**Material for this task**
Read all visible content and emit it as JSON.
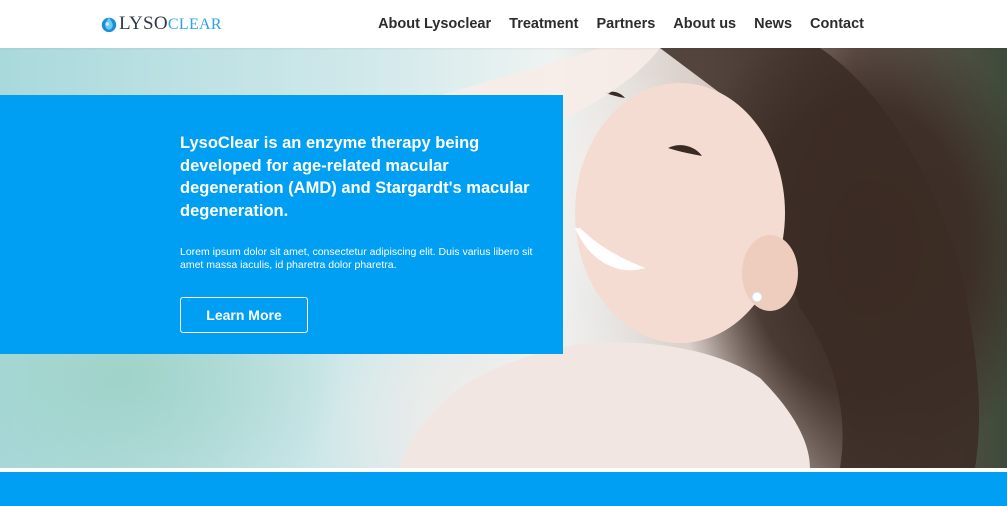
{
  "header": {
    "logo": {
      "part_one": "LYSO",
      "part_two": "CLEAR",
      "icon": "droplet-icon"
    },
    "nav": [
      {
        "label": "About Lysoclear"
      },
      {
        "label": "Treatment"
      },
      {
        "label": "Partners"
      },
      {
        "label": "About us"
      },
      {
        "label": "News"
      },
      {
        "label": "Contact"
      }
    ]
  },
  "hero": {
    "headline": "LysoClear is an enzyme therapy being developed for age-related macular degeneration (AMD) and Stargardt's macular degeneration.",
    "body": "Lorem ipsum dolor sit amet, consectetur adipiscing elit. Duis varius libero sit amet massa iaculis, id pharetra dolor pharetra.",
    "cta_label": "Learn More",
    "background_image": "smiling-woman-photo"
  },
  "colors": {
    "accent": "#009ff4",
    "nav_text": "#2c2c2c",
    "logo_dark": "#2e3a4a",
    "logo_light": "#2aa3e8"
  }
}
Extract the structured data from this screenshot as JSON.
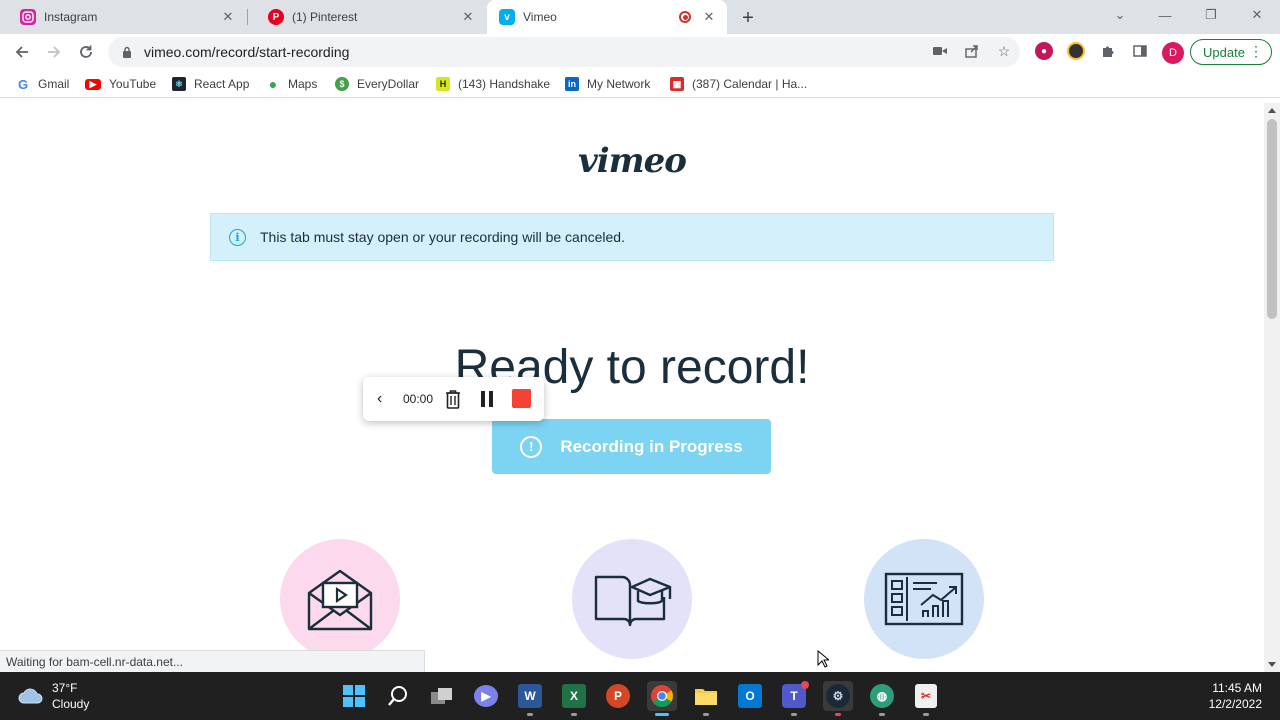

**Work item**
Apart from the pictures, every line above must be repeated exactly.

**Result for this exercise**
Read all visible content and emit it as JSON.
{
  "header": {
    "logo": {
      "part_one": "LYSO",
      "part_two": "CLEAR",
      "icon": "droplet-icon"
    },
    "nav": [
      {
        "label": "About Lysoclear"
      },
      {
        "label": "Treatment"
      },
      {
        "label": "Partners"
      },
      {
        "label": "About us"
      },
      {
        "label": "News"
      },
      {
        "label": "Contact"
      }
    ]
  },
  "hero": {
    "headline": "LysoClear is an enzyme therapy being developed for age-related macular degeneration (AMD) and Stargardt's macular degeneration.",
    "body": "Lorem ipsum dolor sit amet, consectetur adipiscing elit. Duis varius libero sit amet massa iaculis, id pharetra dolor pharetra.",
    "cta_label": "Learn More",
    "background_image": "smiling-woman-photo"
  },
  "colors": {
    "accent": "#009ff4",
    "nav_text": "#2c2c2c",
    "logo_dark": "#2e3a4a",
    "logo_light": "#2aa3e8"
  }
}
Extract the structured data from this screenshot as JSON.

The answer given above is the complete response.